With no images included, output each entry below exactly as it appears.

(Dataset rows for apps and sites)

☆ ☆ ☆ ☆ ☆ ☆ ☆

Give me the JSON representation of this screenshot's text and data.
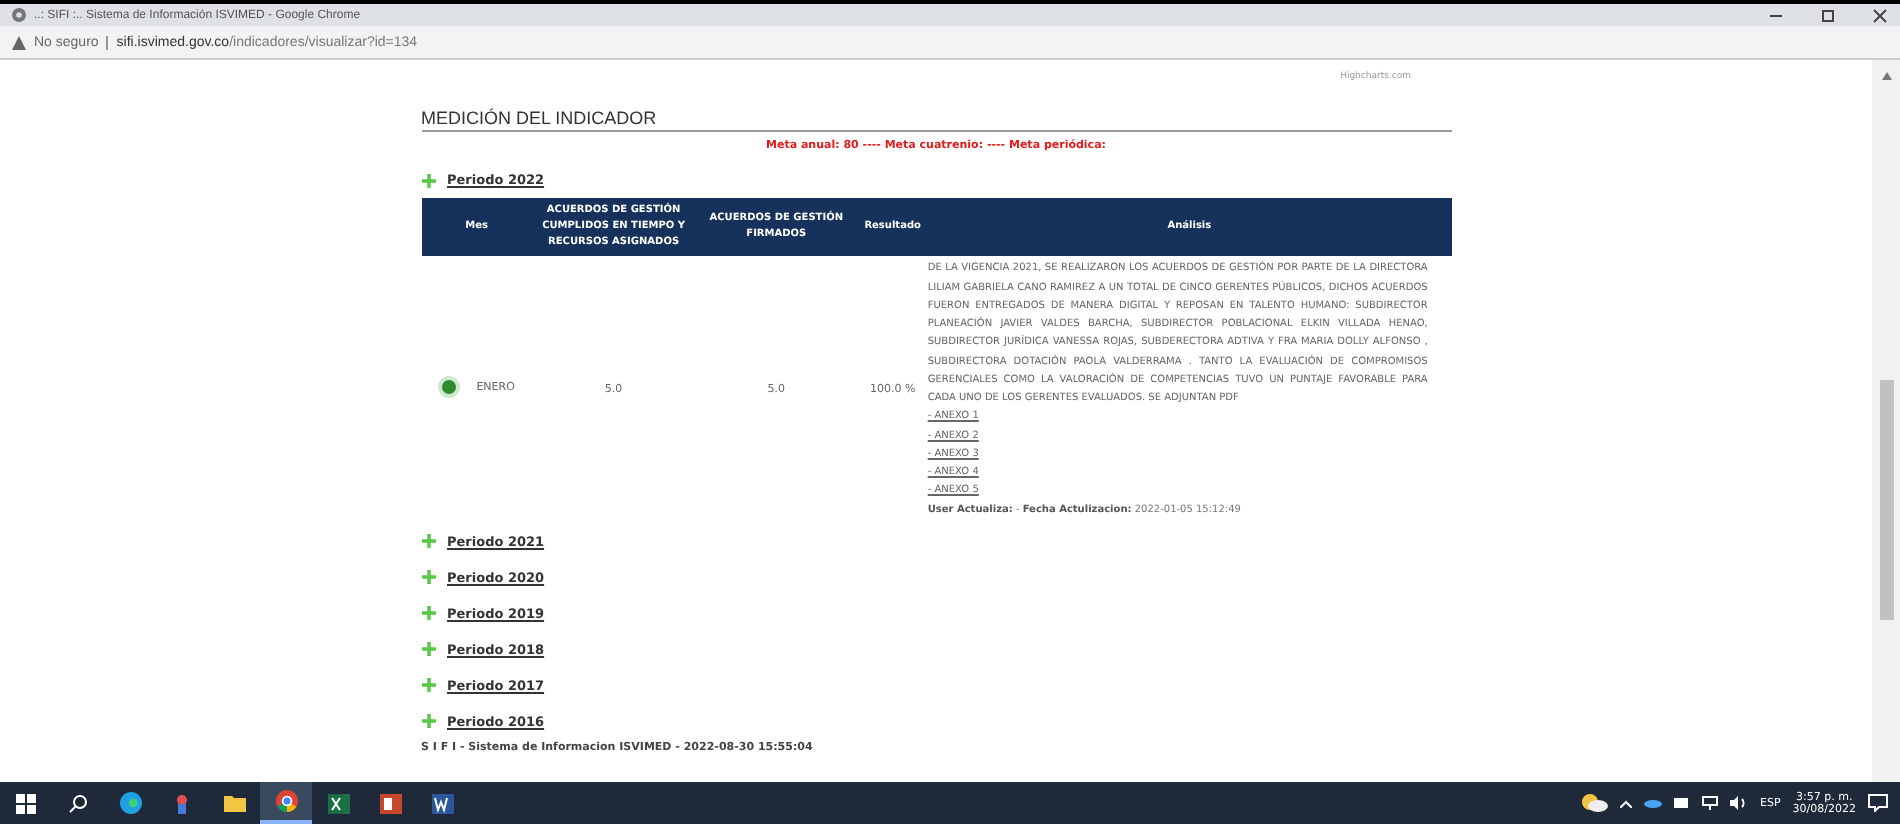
{
  "window": {
    "title": "..: SIFI :.. Sistema de Información ISVIMED - Google Chrome"
  },
  "address_bar": {
    "security": "No seguro",
    "host": "sifi.isvimed.gov.co",
    "path": "/indicadores/visualizar?id=134"
  },
  "chart_credit": "Highcharts.com",
  "section_title": "MEDICIÓN DEL INDICADOR",
  "goals": "Meta anual: 80 ---- Meta cuatrenio: ---- Meta periódica:",
  "periods": [
    {
      "label": "Periodo 2022",
      "table": {
        "columns": [
          "Mes",
          "ACUERDOS DE GESTIÓN CUMPLIDOS EN TIEMPO Y RECURSOS ASIGNADOS",
          "ACUERDOS DE GESTIÓN FIRMADOS",
          "Resultado",
          "Análisis"
        ],
        "rows": [
          {
            "color": "#2e8b2e",
            "mes": "ENERO",
            "cumplidos": "5.0",
            "firmados": "5.0",
            "resultado": "100.0 %",
            "analisis": "DE LA VIGENCIA 2021, SE REALIZARON LOS ACUERDOS DE GESTIÓN POR PARTE DE LA DIRECTORA LILIAM GABRIELA CANO RAMIREZ A UN TOTAL DE CINCO GERENTES PÚBLICOS, DICHOS ACUERDOS FUERON ENTREGADOS DE MANERA DIGITAL Y REPOSAN EN TALENTO HUMANO: SUBDIRECTOR PLANEACIÓN JAVIER VALDES BARCHA, SUBDIRECTOR POBLACIONAL ELKIN VILLADA HENAO, SUBDIRECTOR JURÍDICA VANESSA ROJAS, SUBDERECTORA ADTIVA Y FRA MARIA DOLLY ALFONSO , SUBDIRECTORA DOTACIÓN PAOLA VALDERRAMA . TANTO LA EVALUACIÓN DE COMPROMISOS GERENCIALES COMO LA VALORACIÓN DE COMPETENCIAS TUVO UN PUNTAJE FAVORABLE PARA CADA UNO DE LOS GERENTES EVALUADOS. SE ADJUNTAN PDF",
            "annexes": [
              "- ANEXO 1",
              "- ANEXO 2",
              "- ANEXO 3",
              "- ANEXO 4",
              "- ANEXO 5"
            ],
            "update": "**User Actualiza:** - **Fecha Actulizacion:** 2022-01-05 15:12:49"
          }
        ]
      }
    },
    {
      "label": "Periodo 2021"
    },
    {
      "label": "Periodo 2020"
    },
    {
      "label": "Periodo 2019"
    },
    {
      "label": "Periodo 2018"
    },
    {
      "label": "Periodo 2017"
    },
    {
      "label": "Periodo 2016"
    }
  ],
  "footer": "S I F I - Sistema de Informacion ISVIMED - 2022-08-30 15:55:04",
  "taskbar": {
    "apps": [
      {
        "kind": "start",
        "active": false
      },
      {
        "kind": "search",
        "active": false
      },
      {
        "kind": "edge",
        "active": false
      },
      {
        "kind": "app",
        "active": false
      },
      {
        "kind": "folder",
        "active": false
      },
      {
        "kind": "chrome",
        "active": true
      },
      {
        "kind": "excel",
        "active": false
      },
      {
        "kind": "powerpoint",
        "active": false
      },
      {
        "kind": "word",
        "active": false
      }
    ],
    "language": "ESP",
    "time": "3:57 p. m.",
    "date": "30/08/2022"
  }
}
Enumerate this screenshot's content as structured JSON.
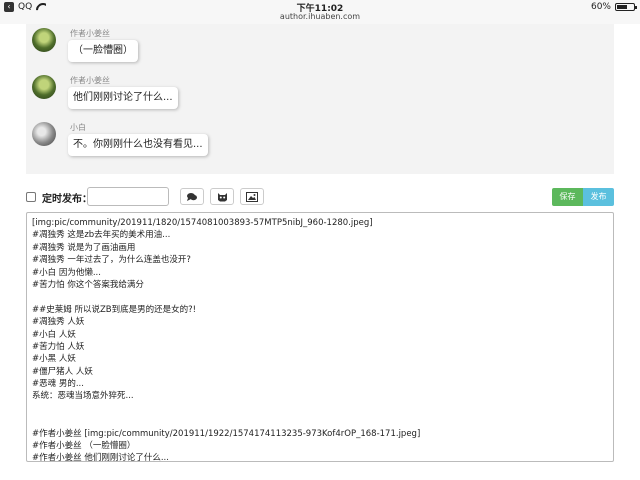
{
  "statusbar": {
    "back_label": "QQ",
    "time": "下午11:02",
    "url": "author.ihuaben.com",
    "battery": "60%",
    "battery_level": 0.6
  },
  "chat": {
    "messages": [
      {
        "author": "作者小姜丝",
        "text": "（一脸懵圈）"
      },
      {
        "author": "作者小姜丝",
        "text": "他们刚刚讨论了什么..."
      },
      {
        "author": "小白",
        "text": "不。你刚刚什么也没有看见..."
      }
    ]
  },
  "controls": {
    "timer_label": "定时发布：",
    "time_value": "",
    "save_label": "保存",
    "publish_label": "发布"
  },
  "editor": {
    "lines": [
      "[img:pic/community/201911/1820/1574081003893-57MTP5nibJ_960-1280.jpeg]",
      "#凋独秀 这是zb去年买的美术用油...",
      "#凋独秀 说是为了画油画用",
      "#凋独秀 一年过去了，为什么连盖也没开?",
      "#小白 因为他懒...",
      "#苦力怕 你这个答案我给满分",
      "",
      "##史莱姆 所以说ZB到底是男的还是女的?!",
      "#凋独秀 人妖",
      "#小白 人妖",
      "#苦力怕 人妖",
      "#小黑 人妖",
      "#僵尸猪人 人妖",
      "#恶魂 男的...",
      "系统：恶魂当场意外猝死...",
      "",
      "",
      "#作者小姜丝 [img:pic/community/201911/1922/1574174113235-973Kof4rOP_168-171.jpeg]",
      "#作者小姜丝 （一脸懵圈）",
      "#作者小姜丝 他们刚刚讨论了什么..."
    ]
  }
}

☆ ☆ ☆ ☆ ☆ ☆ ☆

-- Solution below --
Give me the JSON representation of this screenshot's text and data.
{
  "window": {
    "title": "..: SIFI :.. Sistema de Información ISVIMED - Google Chrome"
  },
  "address_bar": {
    "security": "No seguro",
    "host": "sifi.isvimed.gov.co",
    "path": "/indicadores/visualizar?id=134"
  },
  "chart_credit": "Highcharts.com",
  "section_title": "MEDICIÓN DEL INDICADOR",
  "goals": "Meta anual: 80 ---- Meta cuatrenio: ---- Meta periódica:",
  "periods": [
    {
      "label": "Periodo 2022",
      "table": {
        "columns": [
          "Mes",
          "ACUERDOS DE GESTIÓN CUMPLIDOS EN TIEMPO Y RECURSOS ASIGNADOS",
          "ACUERDOS DE GESTIÓN FIRMADOS",
          "Resultado",
          "Análisis"
        ],
        "rows": [
          {
            "color": "#2e8b2e",
            "mes": "ENERO",
            "cumplidos": "5.0",
            "firmados": "5.0",
            "resultado": "100.0 %",
            "analisis": "DE LA VIGENCIA 2021, SE REALIZARON LOS ACUERDOS DE GESTIÓN POR PARTE DE LA DIRECTORA LILIAM GABRIELA CANO RAMIREZ A UN TOTAL DE CINCO GERENTES PÚBLICOS, DICHOS ACUERDOS FUERON ENTREGADOS DE MANERA DIGITAL Y REPOSAN EN TALENTO HUMANO: SUBDIRECTOR PLANEACIÓN JAVIER VALDES BARCHA, SUBDIRECTOR POBLACIONAL ELKIN VILLADA HENAO, SUBDIRECTOR JURÍDICA VANESSA ROJAS, SUBDERECTORA ADTIVA Y FRA MARIA DOLLY ALFONSO , SUBDIRECTORA DOTACIÓN PAOLA VALDERRAMA . TANTO LA EVALUACIÓN DE COMPROMISOS GERENCIALES COMO LA VALORACIÓN DE COMPETENCIAS TUVO UN PUNTAJE FAVORABLE PARA CADA UNO DE LOS GERENTES EVALUADOS. SE ADJUNTAN PDF",
            "annexes": [
              "- ANEXO 1",
              "- ANEXO 2",
              "- ANEXO 3",
              "- ANEXO 4",
              "- ANEXO 5"
            ],
            "update": "**User Actualiza:** - **Fecha Actulizacion:** 2022-01-05 15:12:49"
          }
        ]
      }
    },
    {
      "label": "Periodo 2021"
    },
    {
      "label": "Periodo 2020"
    },
    {
      "label": "Periodo 2019"
    },
    {
      "label": "Periodo 2018"
    },
    {
      "label": "Periodo 2017"
    },
    {
      "label": "Periodo 2016"
    }
  ],
  "footer": "S I F I - Sistema de Informacion ISVIMED - 2022-08-30 15:55:04",
  "taskbar": {
    "apps": [
      {
        "kind": "start",
        "active": false
      },
      {
        "kind": "search",
        "active": false
      },
      {
        "kind": "edge",
        "active": false
      },
      {
        "kind": "app",
        "active": false
      },
      {
        "kind": "folder",
        "active": false
      },
      {
        "kind": "chrome",
        "active": true
      },
      {
        "kind": "excel",
        "active": false
      },
      {
        "kind": "powerpoint",
        "active": false
      },
      {
        "kind": "word",
        "active": false
      }
    ],
    "language": "ESP",
    "time": "3:57 p. m.",
    "date": "30/08/2022"
  }
}
Enumerate this screenshot's content as structured JSON.
{
  "statusbar": {
    "back_label": "QQ",
    "time": "下午11:02",
    "url": "author.ihuaben.com",
    "battery": "60%",
    "battery_level": 0.6
  },
  "chat": {
    "messages": [
      {
        "author": "作者小姜丝",
        "text": "（一脸懵圈）"
      },
      {
        "author": "作者小姜丝",
        "text": "他们刚刚讨论了什么..."
      },
      {
        "author": "小白",
        "text": "不。你刚刚什么也没有看见..."
      }
    ]
  },
  "controls": {
    "timer_label": "定时发布：",
    "time_value": "",
    "save_label": "保存",
    "publish_label": "发布"
  },
  "editor": {
    "lines": [
      "[img:pic/community/201911/1820/1574081003893-57MTP5nibJ_960-1280.jpeg]",
      "#凋独秀 这是zb去年买的美术用油...",
      "#凋独秀 说是为了画油画用",
      "#凋独秀 一年过去了，为什么连盖也没开?",
      "#小白 因为他懒...",
      "#苦力怕 你这个答案我给满分",
      "",
      "##史莱姆 所以说ZB到底是男的还是女的?!",
      "#凋独秀 人妖",
      "#小白 人妖",
      "#苦力怕 人妖",
      "#小黑 人妖",
      "#僵尸猪人 人妖",
      "#恶魂 男的...",
      "系统：恶魂当场意外猝死...",
      "",
      "",
      "#作者小姜丝 [img:pic/community/201911/1922/1574174113235-973Kof4rOP_168-171.jpeg]",
      "#作者小姜丝 （一脸懵圈）",
      "#作者小姜丝 他们刚刚讨论了什么..."
    ]
  }
}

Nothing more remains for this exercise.